EXCERPTED RECORDS —
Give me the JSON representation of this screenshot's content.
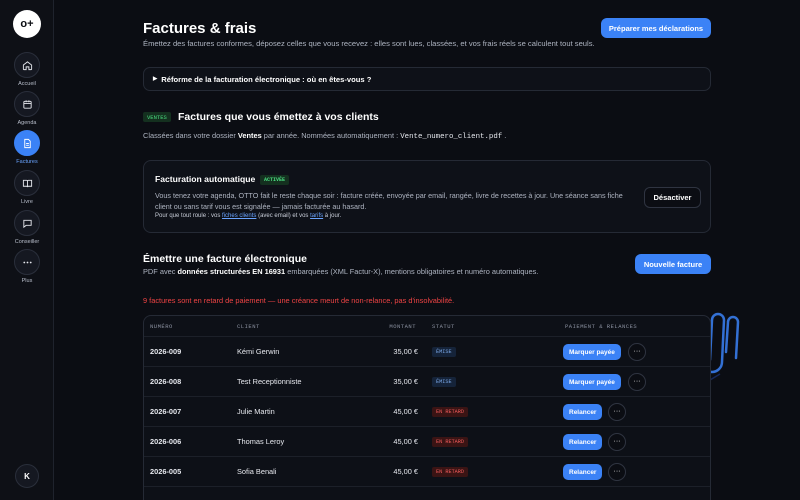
{
  "sidebar": {
    "logo_text": "o+",
    "items": [
      {
        "label": "Accueil",
        "icon": "home-icon"
      },
      {
        "label": "Agenda",
        "icon": "calendar-icon"
      },
      {
        "label": "Factures",
        "icon": "document-icon",
        "active": true
      },
      {
        "label": "Livre",
        "icon": "book-icon"
      },
      {
        "label": "Conseiller",
        "icon": "chat-icon"
      },
      {
        "label": "Plus",
        "icon": "more-icon"
      }
    ],
    "avatar_initial": "K"
  },
  "header": {
    "title": "Factures & frais",
    "subtitle": "Émettez des factures conformes, déposez celles que vous recevez : elles sont lues, classées, et vos frais réels se calculent tout seuls.",
    "prepare_button": "Préparer mes déclarations"
  },
  "reform_disclosure": {
    "label": "Réforme de la facturation électronique : où en êtes-vous ?"
  },
  "issued_section": {
    "badge": "VENTES",
    "title": "Factures que vous émettez à vos clients",
    "desc_prefix": "Classées dans votre dossier",
    "desc_strong": "Ventes",
    "desc_middle": "par année. Nommées automatiquement :",
    "desc_filename": "Vente_numero_client.pdf",
    "desc_suffix": "."
  },
  "auto_billing": {
    "title": "Facturation automatique",
    "status_badge": "ACTIVÉE",
    "description": "Vous tenez votre agenda, OTTO fait le reste chaque soir : facture créée, envoyée par email, rangée, livre de recettes à jour. Une séance sans fiche client ou sans tarif vous est signalée — jamais facturée au hasard.",
    "note_prefix": "Pour que tout roule : vos",
    "note_link1": "fiches clients",
    "note_middle": "(avec email) et vos",
    "note_link2": "tarifs",
    "note_suffix": "à jour.",
    "deactivate_button": "Désactiver"
  },
  "emit_section": {
    "title": "Émettre une facture électronique",
    "desc_prefix": "PDF avec",
    "desc_strong": "données structurées EN 16931",
    "desc_suffix": "embarquées (XML Factur-X), mentions obligatoires et numéro automatiques.",
    "new_button": "Nouvelle facture"
  },
  "alert": "9 factures sont en retard de paiement — une créance meurt de non-relance, pas d'insolvabilité.",
  "table": {
    "headers": [
      "NUMÉRO",
      "CLIENT",
      "MONTANT",
      "STATUT",
      "PAIEMENT & RELANCES"
    ],
    "more_label": "···",
    "rows": [
      {
        "number": "2026-009",
        "client": "Kémi Gerwin",
        "amount": "35,00 €",
        "status": "ÉMISE",
        "action": "Marquer payée"
      },
      {
        "number": "2026-008",
        "client": "Test Receptionniste",
        "amount": "35,00 €",
        "status": "ÉMISE",
        "action": "Marquer payée"
      },
      {
        "number": "2026-007",
        "client": "Julie Martin",
        "amount": "45,00 €",
        "status": "EN RETARD",
        "action": "Relancer"
      },
      {
        "number": "2026-006",
        "client": "Thomas Leroy",
        "amount": "45,00 €",
        "status": "EN RETARD",
        "action": "Relancer"
      },
      {
        "number": "2026-005",
        "client": "Sofia Benali",
        "amount": "45,00 €",
        "status": "EN RETARD",
        "action": "Relancer"
      }
    ]
  },
  "colors": {
    "accent": "#3b82f6",
    "success": "#4ade80",
    "danger": "#ef4444",
    "background": "#0b0d13"
  }
}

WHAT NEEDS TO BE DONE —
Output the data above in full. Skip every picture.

SOLUTION TO THIS TASK —
Give me the JSON representation of this screenshot's content.
{
  "sidebar": {
    "logo_text": "o+",
    "items": [
      {
        "label": "Accueil",
        "icon": "home-icon"
      },
      {
        "label": "Agenda",
        "icon": "calendar-icon"
      },
      {
        "label": "Factures",
        "icon": "document-icon",
        "active": true
      },
      {
        "label": "Livre",
        "icon": "book-icon"
      },
      {
        "label": "Conseiller",
        "icon": "chat-icon"
      },
      {
        "label": "Plus",
        "icon": "more-icon"
      }
    ],
    "avatar_initial": "K"
  },
  "header": {
    "title": "Factures & frais",
    "subtitle": "Émettez des factures conformes, déposez celles que vous recevez : elles sont lues, classées, et vos frais réels se calculent tout seuls.",
    "prepare_button": "Préparer mes déclarations"
  },
  "reform_disclosure": {
    "label": "Réforme de la facturation électronique : où en êtes-vous ?"
  },
  "issued_section": {
    "badge": "VENTES",
    "title": "Factures que vous émettez à vos clients",
    "desc_prefix": "Classées dans votre dossier",
    "desc_strong": "Ventes",
    "desc_middle": "par année. Nommées automatiquement :",
    "desc_filename": "Vente_numero_client.pdf",
    "desc_suffix": "."
  },
  "auto_billing": {
    "title": "Facturation automatique",
    "status_badge": "ACTIVÉE",
    "description": "Vous tenez votre agenda, OTTO fait le reste chaque soir : facture créée, envoyée par email, rangée, livre de recettes à jour. Une séance sans fiche client ou sans tarif vous est signalée — jamais facturée au hasard.",
    "note_prefix": "Pour que tout roule : vos",
    "note_link1": "fiches clients",
    "note_middle": "(avec email) et vos",
    "note_link2": "tarifs",
    "note_suffix": "à jour.",
    "deactivate_button": "Désactiver"
  },
  "emit_section": {
    "title": "Émettre une facture électronique",
    "desc_prefix": "PDF avec",
    "desc_strong": "données structurées EN 16931",
    "desc_suffix": "embarquées (XML Factur-X), mentions obligatoires et numéro automatiques.",
    "new_button": "Nouvelle facture"
  },
  "alert": "9 factures sont en retard de paiement — une créance meurt de non-relance, pas d'insolvabilité.",
  "table": {
    "headers": [
      "NUMÉRO",
      "CLIENT",
      "MONTANT",
      "STATUT",
      "PAIEMENT & RELANCES"
    ],
    "more_label": "···",
    "rows": [
      {
        "number": "2026-009",
        "client": "Kémi Gerwin",
        "amount": "35,00 €",
        "status": "ÉMISE",
        "action": "Marquer payée"
      },
      {
        "number": "2026-008",
        "client": "Test Receptionniste",
        "amount": "35,00 €",
        "status": "ÉMISE",
        "action": "Marquer payée"
      },
      {
        "number": "2026-007",
        "client": "Julie Martin",
        "amount": "45,00 €",
        "status": "EN RETARD",
        "action": "Relancer"
      },
      {
        "number": "2026-006",
        "client": "Thomas Leroy",
        "amount": "45,00 €",
        "status": "EN RETARD",
        "action": "Relancer"
      },
      {
        "number": "2026-005",
        "client": "Sofia Benali",
        "amount": "45,00 €",
        "status": "EN RETARD",
        "action": "Relancer"
      }
    ]
  },
  "colors": {
    "accent": "#3b82f6",
    "success": "#4ade80",
    "danger": "#ef4444",
    "background": "#0b0d13"
  }
}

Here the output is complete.